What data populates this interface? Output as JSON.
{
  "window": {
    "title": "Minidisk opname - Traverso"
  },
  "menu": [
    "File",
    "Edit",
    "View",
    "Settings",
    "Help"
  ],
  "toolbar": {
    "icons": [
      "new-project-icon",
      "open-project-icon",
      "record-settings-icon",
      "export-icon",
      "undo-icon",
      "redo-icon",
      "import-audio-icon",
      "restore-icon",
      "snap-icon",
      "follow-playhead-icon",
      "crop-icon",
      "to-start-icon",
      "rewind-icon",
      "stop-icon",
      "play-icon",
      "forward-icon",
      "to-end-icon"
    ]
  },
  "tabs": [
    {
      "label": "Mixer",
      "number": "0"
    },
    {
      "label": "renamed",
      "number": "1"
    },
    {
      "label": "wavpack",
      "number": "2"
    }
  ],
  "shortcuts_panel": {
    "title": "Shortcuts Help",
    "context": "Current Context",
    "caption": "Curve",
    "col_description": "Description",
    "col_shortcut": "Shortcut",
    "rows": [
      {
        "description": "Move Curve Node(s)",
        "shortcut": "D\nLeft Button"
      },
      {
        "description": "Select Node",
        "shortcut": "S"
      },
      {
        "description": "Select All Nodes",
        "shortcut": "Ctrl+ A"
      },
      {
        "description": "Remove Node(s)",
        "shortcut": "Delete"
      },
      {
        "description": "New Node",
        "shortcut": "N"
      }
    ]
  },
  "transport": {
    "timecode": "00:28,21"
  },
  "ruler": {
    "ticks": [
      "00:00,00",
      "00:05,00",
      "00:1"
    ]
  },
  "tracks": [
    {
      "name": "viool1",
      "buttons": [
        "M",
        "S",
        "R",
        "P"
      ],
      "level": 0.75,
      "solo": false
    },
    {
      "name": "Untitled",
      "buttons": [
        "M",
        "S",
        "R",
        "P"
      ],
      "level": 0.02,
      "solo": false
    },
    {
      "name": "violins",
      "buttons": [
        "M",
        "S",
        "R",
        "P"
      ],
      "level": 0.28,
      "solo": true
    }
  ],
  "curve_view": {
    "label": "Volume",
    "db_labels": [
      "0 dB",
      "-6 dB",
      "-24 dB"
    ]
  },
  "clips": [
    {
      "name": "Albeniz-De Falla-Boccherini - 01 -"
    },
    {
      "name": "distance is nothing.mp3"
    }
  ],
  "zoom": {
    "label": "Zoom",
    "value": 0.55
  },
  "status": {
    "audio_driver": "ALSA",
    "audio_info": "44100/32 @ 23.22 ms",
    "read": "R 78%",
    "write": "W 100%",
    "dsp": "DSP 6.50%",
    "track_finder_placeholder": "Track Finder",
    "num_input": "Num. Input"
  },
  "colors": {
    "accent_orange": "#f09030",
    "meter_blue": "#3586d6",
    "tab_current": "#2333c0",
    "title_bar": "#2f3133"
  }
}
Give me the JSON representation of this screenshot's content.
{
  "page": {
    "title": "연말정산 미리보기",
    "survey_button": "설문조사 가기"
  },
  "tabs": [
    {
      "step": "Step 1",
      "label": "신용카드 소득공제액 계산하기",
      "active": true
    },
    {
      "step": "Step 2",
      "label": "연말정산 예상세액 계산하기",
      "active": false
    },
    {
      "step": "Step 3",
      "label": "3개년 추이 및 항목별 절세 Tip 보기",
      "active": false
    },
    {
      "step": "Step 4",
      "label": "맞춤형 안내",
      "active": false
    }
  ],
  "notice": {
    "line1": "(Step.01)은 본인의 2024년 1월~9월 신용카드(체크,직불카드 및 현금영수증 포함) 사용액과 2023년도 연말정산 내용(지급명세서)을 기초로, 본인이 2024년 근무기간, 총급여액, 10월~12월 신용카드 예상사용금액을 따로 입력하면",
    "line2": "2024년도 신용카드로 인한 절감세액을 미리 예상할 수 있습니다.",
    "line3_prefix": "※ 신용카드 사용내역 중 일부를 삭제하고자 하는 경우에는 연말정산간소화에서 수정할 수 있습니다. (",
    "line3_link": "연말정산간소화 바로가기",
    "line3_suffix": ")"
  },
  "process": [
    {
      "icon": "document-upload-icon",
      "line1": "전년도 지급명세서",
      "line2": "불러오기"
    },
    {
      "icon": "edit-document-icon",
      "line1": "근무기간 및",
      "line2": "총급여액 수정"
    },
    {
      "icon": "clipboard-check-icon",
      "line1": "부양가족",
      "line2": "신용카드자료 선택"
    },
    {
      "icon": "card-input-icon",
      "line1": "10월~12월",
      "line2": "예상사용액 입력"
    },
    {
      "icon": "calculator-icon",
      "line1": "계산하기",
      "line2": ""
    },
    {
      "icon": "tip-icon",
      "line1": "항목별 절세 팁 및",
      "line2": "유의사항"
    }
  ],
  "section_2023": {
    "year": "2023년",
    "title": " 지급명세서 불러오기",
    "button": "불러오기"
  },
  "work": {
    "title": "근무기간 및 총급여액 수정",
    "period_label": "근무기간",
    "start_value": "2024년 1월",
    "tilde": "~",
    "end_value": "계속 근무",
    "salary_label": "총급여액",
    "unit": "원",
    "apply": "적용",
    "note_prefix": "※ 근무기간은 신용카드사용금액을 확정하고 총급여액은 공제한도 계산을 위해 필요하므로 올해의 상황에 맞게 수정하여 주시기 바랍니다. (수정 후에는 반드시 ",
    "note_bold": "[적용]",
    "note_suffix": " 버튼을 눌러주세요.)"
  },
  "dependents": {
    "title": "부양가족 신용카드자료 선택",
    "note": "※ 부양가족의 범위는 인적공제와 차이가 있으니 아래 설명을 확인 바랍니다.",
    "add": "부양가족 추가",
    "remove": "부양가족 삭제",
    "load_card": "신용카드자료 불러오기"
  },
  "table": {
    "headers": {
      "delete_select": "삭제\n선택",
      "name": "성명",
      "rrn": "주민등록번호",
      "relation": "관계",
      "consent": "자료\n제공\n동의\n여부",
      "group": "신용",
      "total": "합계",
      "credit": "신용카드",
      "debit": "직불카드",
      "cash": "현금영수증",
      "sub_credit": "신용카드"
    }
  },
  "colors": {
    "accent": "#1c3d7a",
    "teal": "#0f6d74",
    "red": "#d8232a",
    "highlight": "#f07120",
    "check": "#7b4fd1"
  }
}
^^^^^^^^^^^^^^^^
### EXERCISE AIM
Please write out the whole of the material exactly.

### RESPONSE AREA
What data populates this interface? Output as JSON.
{
  "window": {
    "title": "Minidisk opname - Traverso"
  },
  "menu": [
    "File",
    "Edit",
    "View",
    "Settings",
    "Help"
  ],
  "toolbar": {
    "icons": [
      "new-project-icon",
      "open-project-icon",
      "record-settings-icon",
      "export-icon",
      "undo-icon",
      "redo-icon",
      "import-audio-icon",
      "restore-icon",
      "snap-icon",
      "follow-playhead-icon",
      "crop-icon",
      "to-start-icon",
      "rewind-icon",
      "stop-icon",
      "play-icon",
      "forward-icon",
      "to-end-icon"
    ]
  },
  "tabs": [
    {
      "label": "Mixer",
      "number": "0"
    },
    {
      "label": "renamed",
      "number": "1"
    },
    {
      "label": "wavpack",
      "number": "2"
    }
  ],
  "shortcuts_panel": {
    "title": "Shortcuts Help",
    "context": "Current Context",
    "caption": "Curve",
    "col_description": "Description",
    "col_shortcut": "Shortcut",
    "rows": [
      {
        "description": "Move Curve Node(s)",
        "shortcut": "D\nLeft Button"
      },
      {
        "description": "Select Node",
        "shortcut": "S"
      },
      {
        "description": "Select All Nodes",
        "shortcut": "Ctrl+ A"
      },
      {
        "description": "Remove Node(s)",
        "shortcut": "Delete"
      },
      {
        "description": "New Node",
        "shortcut": "N"
      }
    ]
  },
  "transport": {
    "timecode": "00:28,21"
  },
  "ruler": {
    "ticks": [
      "00:00,00",
      "00:05,00",
      "00:1"
    ]
  },
  "tracks": [
    {
      "name": "viool1",
      "buttons": [
        "M",
        "S",
        "R",
        "P"
      ],
      "level": 0.75,
      "solo": false
    },
    {
      "name": "Untitled",
      "buttons": [
        "M",
        "S",
        "R",
        "P"
      ],
      "level": 0.02,
      "solo": false
    },
    {
      "name": "violins",
      "buttons": [
        "M",
        "S",
        "R",
        "P"
      ],
      "level": 0.28,
      "solo": true
    }
  ],
  "curve_view": {
    "label": "Volume",
    "db_labels": [
      "0 dB",
      "-6 dB",
      "-24 dB"
    ]
  },
  "clips": [
    {
      "name": "Albeniz-De Falla-Boccherini - 01 -"
    },
    {
      "name": "distance is nothing.mp3"
    }
  ],
  "zoom": {
    "label": "Zoom",
    "value": 0.55
  },
  "status": {
    "audio_driver": "ALSA",
    "audio_info": "44100/32 @ 23.22 ms",
    "read": "R 78%",
    "write": "W 100%",
    "dsp": "DSP 6.50%",
    "track_finder_placeholder": "Track Finder",
    "num_input": "Num. Input"
  },
  "colors": {
    "accent_orange": "#f09030",
    "meter_blue": "#3586d6",
    "tab_current": "#2333c0",
    "title_bar": "#2f3133"
  }
}
Give me the JSON representation of this screenshot's content.
{
  "page": {
    "title": "연말정산 미리보기",
    "survey_button": "설문조사 가기"
  },
  "tabs": [
    {
      "step": "Step 1",
      "label": "신용카드 소득공제액 계산하기",
      "active": true
    },
    {
      "step": "Step 2",
      "label": "연말정산 예상세액 계산하기",
      "active": false
    },
    {
      "step": "Step 3",
      "label": "3개년 추이 및 항목별 절세 Tip 보기",
      "active": false
    },
    {
      "step": "Step 4",
      "label": "맞춤형 안내",
      "active": false
    }
  ],
  "notice": {
    "line1": "(Step.01)은 본인의 2024년 1월~9월 신용카드(체크,직불카드 및 현금영수증 포함) 사용액과 2023년도 연말정산 내용(지급명세서)을 기초로, 본인이 2024년 근무기간, 총급여액, 10월~12월 신용카드 예상사용금액을 따로 입력하면",
    "line2": "2024년도 신용카드로 인한 절감세액을 미리 예상할 수 있습니다.",
    "line3_prefix": "※ 신용카드 사용내역 중 일부를 삭제하고자 하는 경우에는 연말정산간소화에서 수정할 수 있습니다. (",
    "line3_link": "연말정산간소화 바로가기",
    "line3_suffix": ")"
  },
  "process": [
    {
      "icon": "document-upload-icon",
      "line1": "전년도 지급명세서",
      "line2": "불러오기"
    },
    {
      "icon": "edit-document-icon",
      "line1": "근무기간 및",
      "line2": "총급여액 수정"
    },
    {
      "icon": "clipboard-check-icon",
      "line1": "부양가족",
      "line2": "신용카드자료 선택"
    },
    {
      "icon": "card-input-icon",
      "line1": "10월~12월",
      "line2": "예상사용액 입력"
    },
    {
      "icon": "calculator-icon",
      "line1": "계산하기",
      "line2": ""
    },
    {
      "icon": "tip-icon",
      "line1": "항목별 절세 팁 및",
      "line2": "유의사항"
    }
  ],
  "section_2023": {
    "year": "2023년",
    "title": " 지급명세서 불러오기",
    "button": "불러오기"
  },
  "work": {
    "title": "근무기간 및 총급여액 수정",
    "period_label": "근무기간",
    "start_value": "2024년 1월",
    "tilde": "~",
    "end_value": "계속 근무",
    "salary_label": "총급여액",
    "unit": "원",
    "apply": "적용",
    "note_prefix": "※ 근무기간은 신용카드사용금액을 확정하고 총급여액은 공제한도 계산을 위해 필요하므로 올해의 상황에 맞게 수정하여 주시기 바랍니다. (수정 후에는 반드시 ",
    "note_bold": "[적용]",
    "note_suffix": " 버튼을 눌러주세요.)"
  },
  "dependents": {
    "title": "부양가족 신용카드자료 선택",
    "note": "※ 부양가족의 범위는 인적공제와 차이가 있으니 아래 설명을 확인 바랍니다.",
    "add": "부양가족 추가",
    "remove": "부양가족 삭제",
    "load_card": "신용카드자료 불러오기"
  },
  "table": {
    "headers": {
      "delete_select": "삭제\n선택",
      "name": "성명",
      "rrn": "주민등록번호",
      "relation": "관계",
      "consent": "자료\n제공\n동의\n여부",
      "group": "신용",
      "total": "합계",
      "credit": "신용카드",
      "debit": "직불카드",
      "cash": "현금영수증",
      "sub_credit": "신용카드"
    }
  },
  "colors": {
    "accent": "#1c3d7a",
    "teal": "#0f6d74",
    "red": "#d8232a",
    "highlight": "#f07120",
    "check": "#7b4fd1"
  }
}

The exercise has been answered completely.